Show me every line in the listing that has the word "then".
---*---
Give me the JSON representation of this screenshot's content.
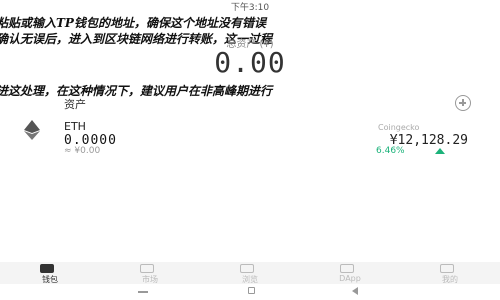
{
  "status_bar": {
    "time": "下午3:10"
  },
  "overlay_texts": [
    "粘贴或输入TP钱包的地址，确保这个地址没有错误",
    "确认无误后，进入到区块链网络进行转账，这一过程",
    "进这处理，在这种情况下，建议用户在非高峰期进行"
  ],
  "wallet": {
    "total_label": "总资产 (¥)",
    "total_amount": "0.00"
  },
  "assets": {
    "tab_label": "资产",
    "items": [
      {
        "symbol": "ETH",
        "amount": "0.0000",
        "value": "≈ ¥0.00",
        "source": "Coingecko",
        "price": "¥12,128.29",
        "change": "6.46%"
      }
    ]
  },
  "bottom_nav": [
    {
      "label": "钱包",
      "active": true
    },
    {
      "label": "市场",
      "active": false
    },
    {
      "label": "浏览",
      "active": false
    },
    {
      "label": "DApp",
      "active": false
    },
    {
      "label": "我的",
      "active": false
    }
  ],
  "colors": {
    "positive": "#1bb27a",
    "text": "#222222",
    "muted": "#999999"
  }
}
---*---
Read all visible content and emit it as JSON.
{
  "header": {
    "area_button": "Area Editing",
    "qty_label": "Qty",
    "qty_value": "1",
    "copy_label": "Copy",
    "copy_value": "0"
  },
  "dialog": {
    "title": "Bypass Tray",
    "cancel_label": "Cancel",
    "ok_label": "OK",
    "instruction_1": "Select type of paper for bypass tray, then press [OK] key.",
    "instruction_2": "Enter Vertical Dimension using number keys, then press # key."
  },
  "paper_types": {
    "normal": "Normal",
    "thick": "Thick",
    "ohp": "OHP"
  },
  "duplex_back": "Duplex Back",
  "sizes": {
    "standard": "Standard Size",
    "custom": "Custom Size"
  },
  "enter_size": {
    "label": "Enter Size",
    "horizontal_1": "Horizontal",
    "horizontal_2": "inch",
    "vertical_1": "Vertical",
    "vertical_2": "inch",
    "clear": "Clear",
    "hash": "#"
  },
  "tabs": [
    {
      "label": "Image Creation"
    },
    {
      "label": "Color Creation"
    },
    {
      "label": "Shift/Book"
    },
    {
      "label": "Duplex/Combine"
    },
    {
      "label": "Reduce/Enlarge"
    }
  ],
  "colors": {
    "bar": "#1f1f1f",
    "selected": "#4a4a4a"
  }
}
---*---
*Written solution*
    "instruction_1": "Select type of paper for bypass tray, then press [OK] key.",
    "instruction_2": "Enter Vertical Dimension using number keys, then press # key."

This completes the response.